Top of DATASET ENTRIES

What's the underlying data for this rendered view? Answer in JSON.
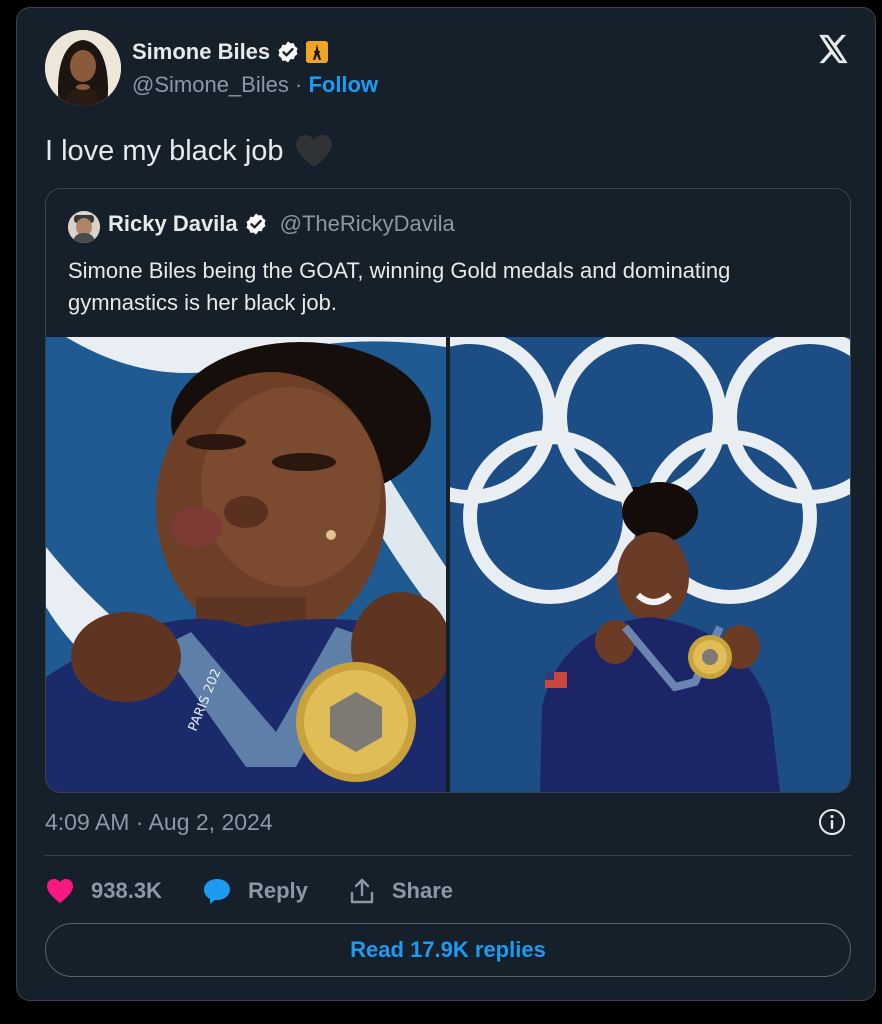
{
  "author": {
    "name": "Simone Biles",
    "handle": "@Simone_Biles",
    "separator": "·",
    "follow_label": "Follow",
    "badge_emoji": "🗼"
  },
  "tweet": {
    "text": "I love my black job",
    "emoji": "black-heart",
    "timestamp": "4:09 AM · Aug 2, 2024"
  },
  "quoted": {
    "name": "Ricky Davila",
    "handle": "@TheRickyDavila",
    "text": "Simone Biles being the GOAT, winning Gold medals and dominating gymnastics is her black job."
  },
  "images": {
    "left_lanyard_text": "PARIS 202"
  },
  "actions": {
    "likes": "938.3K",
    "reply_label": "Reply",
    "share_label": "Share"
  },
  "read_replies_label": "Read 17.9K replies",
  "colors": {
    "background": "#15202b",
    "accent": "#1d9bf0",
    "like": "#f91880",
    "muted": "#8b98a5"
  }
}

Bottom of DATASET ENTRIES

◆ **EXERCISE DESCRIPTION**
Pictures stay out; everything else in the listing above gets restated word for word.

◆ **SOLUTION**
What's the underlying data for this rendered view? Answer in JSON.
{
  "author": {
    "name": "Simone Biles",
    "handle": "@Simone_Biles",
    "separator": "·",
    "follow_label": "Follow",
    "badge_emoji": "🗼"
  },
  "tweet": {
    "text": "I love my black job",
    "emoji": "black-heart",
    "timestamp": "4:09 AM · Aug 2, 2024"
  },
  "quoted": {
    "name": "Ricky Davila",
    "handle": "@TheRickyDavila",
    "text": "Simone Biles being the GOAT, winning Gold medals and dominating gymnastics is her black job."
  },
  "images": {
    "left_lanyard_text": "PARIS 202"
  },
  "actions": {
    "likes": "938.3K",
    "reply_label": "Reply",
    "share_label": "Share"
  },
  "read_replies_label": "Read 17.9K replies",
  "colors": {
    "background": "#15202b",
    "accent": "#1d9bf0",
    "like": "#f91880",
    "muted": "#8b98a5"
  }
}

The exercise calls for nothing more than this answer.